My “Party on a Wrist” bracelet has been such a conversation starter, and so many have expressed an interest in making their own, that I decided to host a how-to gathering, visions of a modern-day Little House on the Prairie in my mind.
1. Email invites were sent out with a caution to RSVP quickly, as seating would be limited. Final number of crafters reflected 20% last-minute cancellations.
2. It’s been four years (eek!) since I made my first Spiny Knotted Bracelet, so a little practice of Stephanie Sersich‘s technique was in order. Her book‘s step-by-step illustrations are user-friendly and before I knew it, I was stringing and knotting with ease.

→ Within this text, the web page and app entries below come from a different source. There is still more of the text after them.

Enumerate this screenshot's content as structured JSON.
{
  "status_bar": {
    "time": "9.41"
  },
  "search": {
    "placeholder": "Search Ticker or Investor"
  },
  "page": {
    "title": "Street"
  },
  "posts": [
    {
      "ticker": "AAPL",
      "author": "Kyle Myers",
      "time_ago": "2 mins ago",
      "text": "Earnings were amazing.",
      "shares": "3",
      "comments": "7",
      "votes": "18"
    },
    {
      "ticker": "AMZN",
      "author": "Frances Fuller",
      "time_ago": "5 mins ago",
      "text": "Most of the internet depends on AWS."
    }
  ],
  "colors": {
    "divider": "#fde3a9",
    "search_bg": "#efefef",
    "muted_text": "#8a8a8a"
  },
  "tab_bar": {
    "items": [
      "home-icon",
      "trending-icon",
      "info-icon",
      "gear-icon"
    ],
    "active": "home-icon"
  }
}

3. Set out the tea cups and light snacks and let the fun begin.
An infusion of chocolate was necessary mid-afternoon.
A symphony of metallics with black.
Woo-hoo! Everyone completed their Party on a Wrist bracelet! Aren’t they beautiful?!
The crafting bee was everything I hoped for. We laughed, we shared stories, we admired each other’s beads and bracelets. Some confronted a desire for perfection, whatever that might look like, and found a new way to think about pattern, balance and visual texture. There was no calico in sight — we’re a modern bunch — but I like to imagine that the extra tea cup was for Laura Ingalls Wilder, our spectral crafter.
p.s. If you’re teaching a new technique to your crafting friends, don’t count on finishing your own project. That will have to wait until later.